Navy Communicators Look to Communities of Interest
A social approach may be the key to exploiting a new network environment.
The U.S. Defense Department’s Joint Information Enterprise (JIE) promises to be the core of force networking, and it will be at the heart of coalition interoperability. An approach to networking allies and nontraditional partners in the JIE may loom in social media.
Establishing communities of interest within the JIE was broached by Randy Cieslak, chief information officer, U.S. Pacific Command (PACOM). Cieslak cited the concept during a panel discussion he was moderating on the final day of TechNet Asia-Pacific 2013 in Honolulu, Hawaii.
By building communities of interest in JIE, PACOM could provide information sharing among its diverse partners. This would allow for tailored information to be shared with partners according to their level of access.

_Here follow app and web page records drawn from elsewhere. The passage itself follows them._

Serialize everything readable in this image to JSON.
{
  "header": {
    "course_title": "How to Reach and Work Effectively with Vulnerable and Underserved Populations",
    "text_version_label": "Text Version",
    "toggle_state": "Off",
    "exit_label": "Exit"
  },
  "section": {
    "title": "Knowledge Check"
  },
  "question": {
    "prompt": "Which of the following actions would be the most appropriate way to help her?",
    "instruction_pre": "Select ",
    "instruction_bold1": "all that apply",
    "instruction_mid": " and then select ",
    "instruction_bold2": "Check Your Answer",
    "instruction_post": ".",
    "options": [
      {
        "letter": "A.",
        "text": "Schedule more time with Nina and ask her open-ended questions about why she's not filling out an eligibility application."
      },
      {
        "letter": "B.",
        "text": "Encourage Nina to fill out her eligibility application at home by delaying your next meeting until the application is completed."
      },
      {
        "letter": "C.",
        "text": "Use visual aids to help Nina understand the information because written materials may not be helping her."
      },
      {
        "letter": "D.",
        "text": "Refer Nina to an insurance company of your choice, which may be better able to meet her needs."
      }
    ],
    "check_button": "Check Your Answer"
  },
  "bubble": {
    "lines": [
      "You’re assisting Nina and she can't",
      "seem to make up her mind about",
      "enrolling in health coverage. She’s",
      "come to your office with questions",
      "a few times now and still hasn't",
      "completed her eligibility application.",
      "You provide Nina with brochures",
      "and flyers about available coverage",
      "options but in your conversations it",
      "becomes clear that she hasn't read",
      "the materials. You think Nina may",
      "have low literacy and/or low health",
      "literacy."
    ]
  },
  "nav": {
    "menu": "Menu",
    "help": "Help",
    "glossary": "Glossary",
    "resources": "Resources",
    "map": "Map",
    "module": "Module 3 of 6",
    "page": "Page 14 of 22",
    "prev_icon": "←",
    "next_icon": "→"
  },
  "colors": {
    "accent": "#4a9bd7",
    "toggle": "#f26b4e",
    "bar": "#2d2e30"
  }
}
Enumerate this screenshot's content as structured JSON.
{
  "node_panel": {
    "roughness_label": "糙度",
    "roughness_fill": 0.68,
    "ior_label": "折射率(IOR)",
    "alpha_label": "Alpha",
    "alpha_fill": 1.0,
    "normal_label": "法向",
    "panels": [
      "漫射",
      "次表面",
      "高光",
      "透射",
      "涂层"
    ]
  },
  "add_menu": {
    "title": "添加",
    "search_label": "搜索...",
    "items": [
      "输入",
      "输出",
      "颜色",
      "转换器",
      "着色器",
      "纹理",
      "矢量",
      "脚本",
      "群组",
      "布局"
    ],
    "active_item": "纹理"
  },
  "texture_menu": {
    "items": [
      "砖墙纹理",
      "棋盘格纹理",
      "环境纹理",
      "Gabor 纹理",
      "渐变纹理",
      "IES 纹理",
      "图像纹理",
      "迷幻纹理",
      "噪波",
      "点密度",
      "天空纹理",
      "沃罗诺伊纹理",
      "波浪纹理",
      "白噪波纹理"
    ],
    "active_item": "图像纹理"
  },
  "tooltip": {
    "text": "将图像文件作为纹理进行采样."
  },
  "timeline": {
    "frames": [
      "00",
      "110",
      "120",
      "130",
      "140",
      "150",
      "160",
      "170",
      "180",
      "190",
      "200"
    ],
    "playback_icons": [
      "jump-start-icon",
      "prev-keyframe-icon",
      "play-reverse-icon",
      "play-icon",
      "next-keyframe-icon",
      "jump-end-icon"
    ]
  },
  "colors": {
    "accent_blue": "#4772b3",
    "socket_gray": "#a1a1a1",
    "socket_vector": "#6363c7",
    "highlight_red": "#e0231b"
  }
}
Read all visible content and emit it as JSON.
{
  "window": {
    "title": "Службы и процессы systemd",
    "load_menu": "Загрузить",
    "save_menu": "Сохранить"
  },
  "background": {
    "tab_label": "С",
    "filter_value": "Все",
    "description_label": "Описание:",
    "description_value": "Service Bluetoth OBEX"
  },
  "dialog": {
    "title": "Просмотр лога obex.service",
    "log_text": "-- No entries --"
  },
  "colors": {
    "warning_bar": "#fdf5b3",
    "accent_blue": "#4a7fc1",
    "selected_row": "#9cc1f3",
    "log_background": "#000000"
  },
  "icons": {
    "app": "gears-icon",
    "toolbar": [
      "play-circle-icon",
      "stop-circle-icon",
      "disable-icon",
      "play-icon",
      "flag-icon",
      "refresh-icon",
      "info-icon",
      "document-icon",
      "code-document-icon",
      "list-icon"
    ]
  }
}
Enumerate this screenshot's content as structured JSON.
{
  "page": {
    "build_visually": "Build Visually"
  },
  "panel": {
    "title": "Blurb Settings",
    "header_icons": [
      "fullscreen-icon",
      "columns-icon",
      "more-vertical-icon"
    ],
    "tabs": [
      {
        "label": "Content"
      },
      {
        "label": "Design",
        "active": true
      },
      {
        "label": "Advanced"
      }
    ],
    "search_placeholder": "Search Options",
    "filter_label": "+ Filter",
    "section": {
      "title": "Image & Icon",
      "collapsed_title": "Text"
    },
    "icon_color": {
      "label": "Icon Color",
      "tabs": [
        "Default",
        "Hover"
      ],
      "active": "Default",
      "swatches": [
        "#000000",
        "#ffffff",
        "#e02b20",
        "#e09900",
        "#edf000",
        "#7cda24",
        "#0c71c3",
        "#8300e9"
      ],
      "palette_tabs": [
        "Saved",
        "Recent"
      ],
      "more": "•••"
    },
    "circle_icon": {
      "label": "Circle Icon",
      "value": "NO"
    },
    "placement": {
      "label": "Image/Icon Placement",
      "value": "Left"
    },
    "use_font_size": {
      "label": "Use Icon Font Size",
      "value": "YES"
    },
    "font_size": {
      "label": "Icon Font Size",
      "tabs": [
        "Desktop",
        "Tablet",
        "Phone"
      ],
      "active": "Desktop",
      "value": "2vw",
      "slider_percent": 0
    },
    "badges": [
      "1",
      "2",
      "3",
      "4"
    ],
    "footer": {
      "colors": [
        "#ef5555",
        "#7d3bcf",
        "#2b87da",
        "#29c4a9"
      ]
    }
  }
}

A perspective on establishing communities of interest in an international coalition was shared by Jessica Ear, an associate professor at the Asia-Pacific Center for Security Studies (APCSS). Her organization works with people in more than 150 locations, including organizations.
She described how the APCSS has had to overcome issues similar to those faced by PACOM—limited bandwidth in some countries where even government officials must work using mobile phone technology. The APCSS set up several communities, and then selected four of them on which to focus. These priority communities of interest are activity driven and have the ability to engage the organization’s community, she pointed out.